In his first blog, Chris Warren explained how differently people can respond to change depending on their DISC type and he compared DISC to the Competing Values Framework and organizational culture. In part 2, Chris shows the Change Cycle from danger to opportunity. Depending on your primary DISC style, you experience different blockages when moving through change. Chris argues that 4 factors, one of them being organizational culture, can help people move through the change.
Chris Warren is managing partner at Personal and Organisational Development Services (PODS). In this first blog out of three, he explains how differently people can respond to change… depending on their type according to the DISC methodology. We also take a brief look at what the Competing Values Framework and organizational culture change have to do with this.
Five fundaments matter to become a High Performance Organization (HPO): quality of management, openness, readiness to take action, long-term focus and continuous improvement of employees. In a HPO employees must be High Performing Individuals (HPI): focused on customers, quality and continuous improvement, inspiring each other to collaborate to achieve excellent results. HPI-employees like to be accountable for their results and take ownership.
In recent years, the most successful companies have focused less on perks and more on offering their employees something better: a connection to the company. Three prominent start-ups - Groupon, Zynga and Dropbox - are each cultivating lasting company cultures, and Kyle Lagunas took a look to see what's working and what's not. Kyle Lagunas is the HR Analyst at Software Advice. Focused on offering a fresh take on points of interest in his market, he's not your typical HR guy.
Having looked at Quinn’s management roles, based on the Competing Values Framework it’s time to take a look at "LIFT". Robert Quinn and his son Ryan Quinn wrote this book to show people (and managers) how they can become a positive force in every situation.

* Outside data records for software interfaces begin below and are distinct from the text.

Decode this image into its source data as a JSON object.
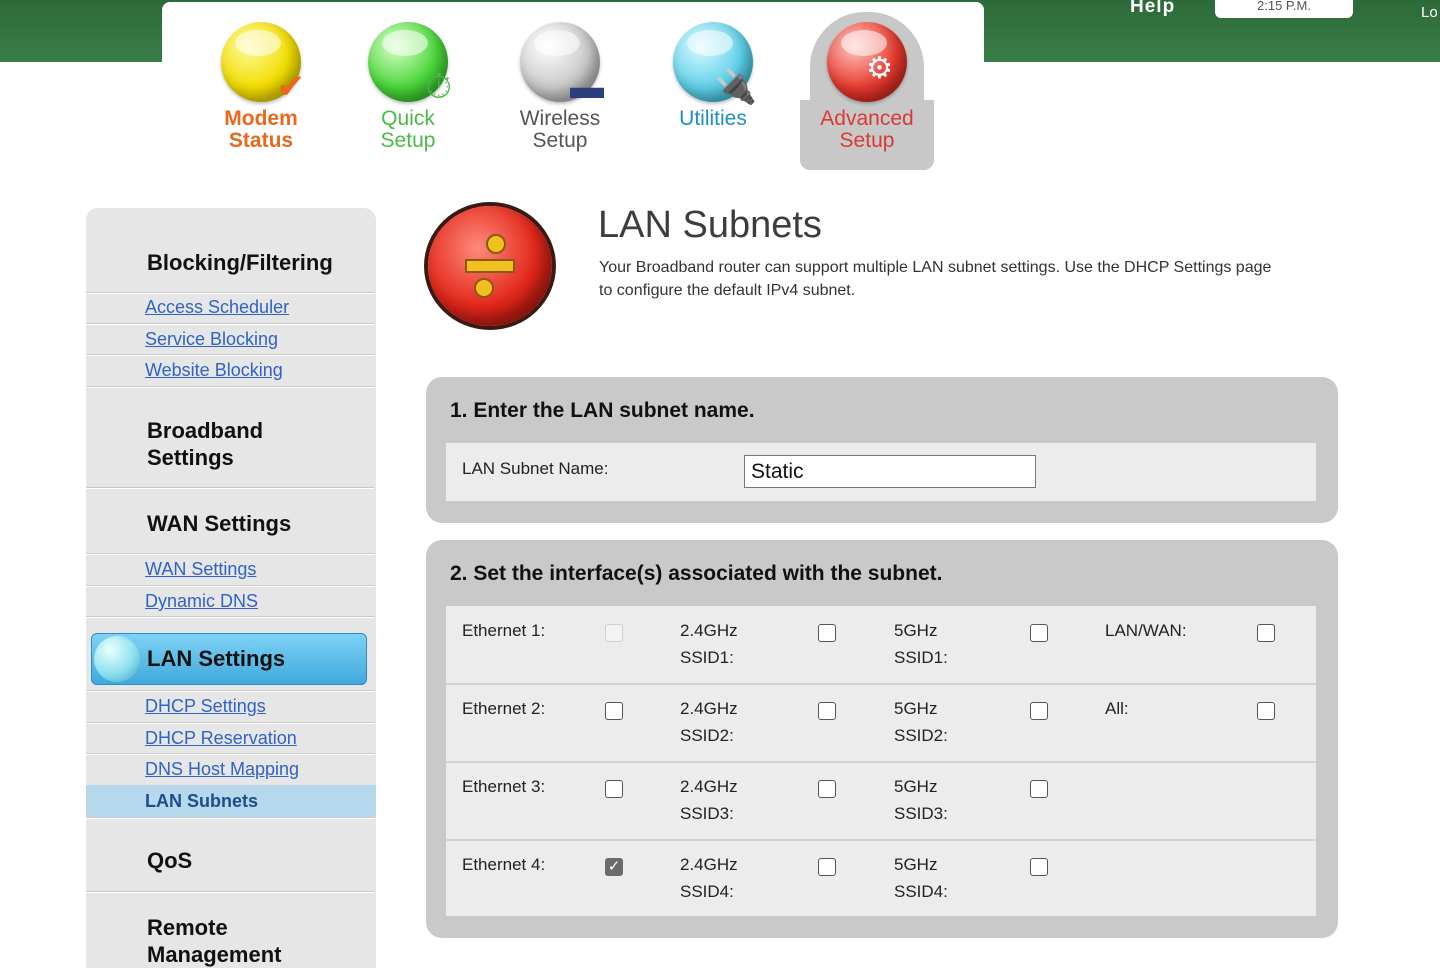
{
  "header": {
    "help_label": "Help",
    "time": "2:15 P.M.",
    "logout_label": "Lo"
  },
  "tabs": [
    {
      "line1": "Modem",
      "line2": "Status"
    },
    {
      "line1": "Quick",
      "line2": "Setup"
    },
    {
      "line1": "Wireless",
      "line2": "Setup"
    },
    {
      "line1": "Utilities",
      "line2": ""
    },
    {
      "line1": "Advanced",
      "line2": "Setup"
    }
  ],
  "sidebar": {
    "blocking_title": "Blocking/Filtering",
    "blocking_links": [
      "Access Scheduler",
      "Service Blocking",
      "Website Blocking"
    ],
    "broadband_title_1": "Broadband",
    "broadband_title_2": "Settings",
    "wan_title": "WAN Settings",
    "wan_links": [
      "WAN Settings",
      "Dynamic DNS"
    ],
    "lan_title": "LAN Settings",
    "lan_links": [
      "DHCP Settings",
      "DHCP Reservation",
      "DNS Host Mapping"
    ],
    "lan_current": "LAN Subnets",
    "qos_title": "QoS",
    "remote_title_1": "Remote",
    "remote_title_2": "Management"
  },
  "main": {
    "title": "LAN Subnets",
    "description": "Your Broadband router can support multiple LAN subnet settings. Use the DHCP Settings page to configure the default IPv4 subnet."
  },
  "section1": {
    "title": "1. Enter the LAN subnet name.",
    "field_label": "LAN Subnet Name:",
    "field_value": "Static"
  },
  "section2": {
    "title": "2. Set the interface(s) associated with the subnet.",
    "rows": [
      {
        "eth": "Ethernet 1:",
        "eth_state": "disabled",
        "g24_1": "2.4GHz",
        "g24_2": "SSID1:",
        "g5_1": "5GHz",
        "g5_2": "SSID1:",
        "extra": "LAN/WAN:"
      },
      {
        "eth": "Ethernet 2:",
        "eth_state": "unchecked",
        "g24_1": "2.4GHz",
        "g24_2": "SSID2:",
        "g5_1": "5GHz",
        "g5_2": "SSID2:",
        "extra": "All:"
      },
      {
        "eth": "Ethernet 3:",
        "eth_state": "unchecked",
        "g24_1": "2.4GHz",
        "g24_2": "SSID3:",
        "g5_1": "5GHz",
        "g5_2": "SSID3:",
        "extra": ""
      },
      {
        "eth": "Ethernet 4:",
        "eth_state": "checked",
        "g24_1": "2.4GHz",
        "g24_2": "SSID4:",
        "g5_1": "5GHz",
        "g5_2": "SSID4:",
        "extra": ""
      }
    ]
  },
  "colors": {
    "header_green": "#3a7d46",
    "link_blue": "#2f63c8",
    "active_blue": "#3fa8dc",
    "panel_gray": "#c9c9c9"
  }
}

Fascinating claim, isn’t it? Let’s see how you can lift yourself and others, using the framework and organizational culture types.
The Competing Values Framework (CVF) that is the basis of the OCAI tool, can be related to personality traits from the MBTI. Dyah Ayu Paramitha and four other graduate students from the University of Indonesia, writing their Master theses on Organizational Psychology, proved it again (next to the researchers Basen & Frank).
After doing the organizational culture assessment instrument (developed by Cameron & Quinn), people wonder how they personally fit into the current and preferred culture. Especially people in a leading position make a big difference when it comes to culture change. They are the catalysts who lead the change initially, they pull that "chariot of change". If they don't, sustainable change is not going to happen.
Would you expect consultants who improve processes in software companies care about corporate culture? Maybe not. However, Jorge Boria and his company do because he found that it works best to start any change with respect for the current culture...
After doing the Organizational Culture Assessment Instrument (developed by Cameron & Quinn), people sometimes wonder how they personally fit into the current and preferred organizational culture types. Should they change their work style or leadership style to facilitate the desired culture change? The answer is yes: organizational culture change requires the personal change of a critical mass of organization members.
Ericsson is working on establishing a "High Performance Culture". This doesn't mean blindly chasing ambitious targets and handling the whip, but establishing the right mix of elements to optimize the organization's performance. Riquard Van der Vliet, an executive at Ericsson's R&D department in the Netherlands, shares their story using the OCAI. "Handling a whip will not get you high performance. You need to balance competing needs."